**EXERCISE OBJECTIVE**
The word to find is "JSON". Copy each line of the material that contains it.

**SOURCE RECORDS**
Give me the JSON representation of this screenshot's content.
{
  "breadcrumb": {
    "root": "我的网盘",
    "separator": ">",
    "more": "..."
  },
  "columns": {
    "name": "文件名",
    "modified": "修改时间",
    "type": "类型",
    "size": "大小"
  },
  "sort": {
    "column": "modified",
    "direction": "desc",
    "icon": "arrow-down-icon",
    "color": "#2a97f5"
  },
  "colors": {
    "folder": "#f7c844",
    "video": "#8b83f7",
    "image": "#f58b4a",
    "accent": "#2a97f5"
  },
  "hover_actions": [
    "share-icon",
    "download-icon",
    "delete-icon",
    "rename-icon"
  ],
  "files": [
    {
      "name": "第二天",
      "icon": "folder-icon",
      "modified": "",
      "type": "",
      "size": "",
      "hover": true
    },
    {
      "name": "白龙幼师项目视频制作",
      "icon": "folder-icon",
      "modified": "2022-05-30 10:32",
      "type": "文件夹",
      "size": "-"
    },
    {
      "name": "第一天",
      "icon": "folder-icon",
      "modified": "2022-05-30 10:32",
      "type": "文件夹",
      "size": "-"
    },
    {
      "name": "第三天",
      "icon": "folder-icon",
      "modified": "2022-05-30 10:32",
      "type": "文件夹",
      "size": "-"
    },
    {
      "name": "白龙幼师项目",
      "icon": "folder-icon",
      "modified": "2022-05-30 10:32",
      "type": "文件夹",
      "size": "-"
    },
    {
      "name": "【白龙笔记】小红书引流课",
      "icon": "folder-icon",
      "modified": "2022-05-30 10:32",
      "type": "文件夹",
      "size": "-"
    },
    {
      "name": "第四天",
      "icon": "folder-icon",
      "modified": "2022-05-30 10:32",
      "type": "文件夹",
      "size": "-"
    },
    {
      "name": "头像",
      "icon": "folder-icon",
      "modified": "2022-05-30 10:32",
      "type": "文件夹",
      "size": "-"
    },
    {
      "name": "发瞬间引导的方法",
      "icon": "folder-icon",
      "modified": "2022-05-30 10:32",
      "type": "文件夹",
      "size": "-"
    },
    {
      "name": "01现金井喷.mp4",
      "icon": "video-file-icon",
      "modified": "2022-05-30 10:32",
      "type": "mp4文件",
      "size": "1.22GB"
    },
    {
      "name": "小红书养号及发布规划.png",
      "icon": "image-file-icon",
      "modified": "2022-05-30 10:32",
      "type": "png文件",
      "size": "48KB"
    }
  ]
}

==

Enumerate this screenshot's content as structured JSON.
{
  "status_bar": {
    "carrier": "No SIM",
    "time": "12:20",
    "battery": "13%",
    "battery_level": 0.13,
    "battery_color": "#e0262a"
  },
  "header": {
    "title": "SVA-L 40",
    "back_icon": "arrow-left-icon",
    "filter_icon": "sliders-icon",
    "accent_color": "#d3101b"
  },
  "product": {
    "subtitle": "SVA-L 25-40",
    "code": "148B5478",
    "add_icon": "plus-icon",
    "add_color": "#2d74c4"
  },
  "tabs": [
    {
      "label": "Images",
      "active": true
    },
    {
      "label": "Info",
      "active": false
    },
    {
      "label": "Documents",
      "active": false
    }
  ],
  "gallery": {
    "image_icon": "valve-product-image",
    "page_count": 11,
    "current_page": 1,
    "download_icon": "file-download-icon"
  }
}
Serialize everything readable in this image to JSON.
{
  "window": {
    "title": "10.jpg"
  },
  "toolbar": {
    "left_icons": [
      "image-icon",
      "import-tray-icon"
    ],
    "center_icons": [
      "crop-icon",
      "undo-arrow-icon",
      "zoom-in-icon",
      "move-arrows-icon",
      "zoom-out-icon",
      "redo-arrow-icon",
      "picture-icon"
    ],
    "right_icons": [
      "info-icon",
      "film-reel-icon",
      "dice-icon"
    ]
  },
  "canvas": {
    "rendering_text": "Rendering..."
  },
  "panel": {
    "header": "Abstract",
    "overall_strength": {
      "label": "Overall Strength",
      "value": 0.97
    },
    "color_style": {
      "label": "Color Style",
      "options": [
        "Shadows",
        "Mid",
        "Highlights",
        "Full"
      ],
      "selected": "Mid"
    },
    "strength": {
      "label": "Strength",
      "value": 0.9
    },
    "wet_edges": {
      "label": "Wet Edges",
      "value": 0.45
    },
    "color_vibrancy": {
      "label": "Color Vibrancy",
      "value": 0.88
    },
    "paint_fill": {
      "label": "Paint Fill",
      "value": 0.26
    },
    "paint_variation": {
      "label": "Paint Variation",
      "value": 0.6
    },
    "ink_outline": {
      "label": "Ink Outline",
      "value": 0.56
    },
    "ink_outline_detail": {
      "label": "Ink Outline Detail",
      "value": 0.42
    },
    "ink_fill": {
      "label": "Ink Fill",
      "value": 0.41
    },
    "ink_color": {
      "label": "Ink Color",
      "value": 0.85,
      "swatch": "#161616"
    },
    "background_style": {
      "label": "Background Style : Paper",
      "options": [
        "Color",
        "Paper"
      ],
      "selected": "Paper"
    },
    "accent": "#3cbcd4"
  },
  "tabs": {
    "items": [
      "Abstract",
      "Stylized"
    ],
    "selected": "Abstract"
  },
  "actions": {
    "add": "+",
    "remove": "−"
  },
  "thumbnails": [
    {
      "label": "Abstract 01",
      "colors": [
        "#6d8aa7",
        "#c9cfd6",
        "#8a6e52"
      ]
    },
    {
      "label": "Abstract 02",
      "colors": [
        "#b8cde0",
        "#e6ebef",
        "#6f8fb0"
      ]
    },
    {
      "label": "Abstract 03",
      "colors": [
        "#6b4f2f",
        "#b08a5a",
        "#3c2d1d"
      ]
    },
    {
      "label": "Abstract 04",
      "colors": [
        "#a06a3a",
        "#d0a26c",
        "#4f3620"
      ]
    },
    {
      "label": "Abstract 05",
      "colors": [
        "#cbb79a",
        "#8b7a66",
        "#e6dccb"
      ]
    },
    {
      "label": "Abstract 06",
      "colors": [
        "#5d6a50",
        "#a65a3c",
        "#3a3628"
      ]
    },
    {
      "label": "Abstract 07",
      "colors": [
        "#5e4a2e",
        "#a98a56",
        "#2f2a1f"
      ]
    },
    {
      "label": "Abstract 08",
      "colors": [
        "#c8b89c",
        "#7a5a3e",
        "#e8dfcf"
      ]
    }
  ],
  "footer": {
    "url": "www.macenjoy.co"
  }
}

**REPLY**
Give me the JSON representation of this screenshot's content.
Enumerate this screenshot's content as structured JSON.
Serialize everything readable in this image to JSON.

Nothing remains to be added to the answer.